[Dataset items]

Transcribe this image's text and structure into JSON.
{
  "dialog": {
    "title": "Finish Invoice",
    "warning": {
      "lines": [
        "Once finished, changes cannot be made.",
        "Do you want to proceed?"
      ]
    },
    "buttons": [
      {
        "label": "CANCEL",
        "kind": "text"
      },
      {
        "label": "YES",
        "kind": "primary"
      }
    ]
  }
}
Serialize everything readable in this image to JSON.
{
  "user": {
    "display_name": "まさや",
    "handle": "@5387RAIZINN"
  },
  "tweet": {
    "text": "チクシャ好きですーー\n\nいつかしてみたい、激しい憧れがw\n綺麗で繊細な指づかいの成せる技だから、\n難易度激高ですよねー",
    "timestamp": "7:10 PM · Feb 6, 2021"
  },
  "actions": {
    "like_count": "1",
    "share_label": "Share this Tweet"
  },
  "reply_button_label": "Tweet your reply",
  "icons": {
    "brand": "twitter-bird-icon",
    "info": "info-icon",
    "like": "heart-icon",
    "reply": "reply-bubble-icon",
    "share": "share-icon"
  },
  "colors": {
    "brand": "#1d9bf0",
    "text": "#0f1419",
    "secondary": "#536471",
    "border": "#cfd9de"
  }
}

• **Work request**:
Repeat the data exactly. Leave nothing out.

• **Response**:
Transcribe this image's text and structure into JSON.
{
  "dialog": {
    "title": "Finish Invoice",
    "warning": {
      "lines": [
        "Once finished, changes cannot be made.",
        "Do you want to proceed?"
      ]
    },
    "buttons": [
      {
        "label": "CANCEL",
        "kind": "text"
      },
      {
        "label": "YES",
        "kind": "primary"
      }
    ]
  }
}
Serialize everything readable in this image to JSON.
{
  "user": {
    "display_name": "まさや",
    "handle": "@5387RAIZINN"
  },
  "tweet": {
    "text": "チクシャ好きですーー\n\nいつかしてみたい、激しい憧れがw\n綺麗で繊細な指づかいの成せる技だから、\n難易度激高ですよねー",
    "timestamp": "7:10 PM · Feb 6, 2021"
  },
  "actions": {
    "like_count": "1",
    "share_label": "Share this Tweet"
  },
  "reply_button_label": "Tweet your reply",
  "icons": {
    "brand": "twitter-bird-icon",
    "info": "info-icon",
    "like": "heart-icon",
    "reply": "reply-bubble-icon",
    "share": "share-icon"
  },
  "colors": {
    "brand": "#1d9bf0",
    "text": "#0f1419",
    "secondary": "#536471",
    "border": "#cfd9de"
  }
}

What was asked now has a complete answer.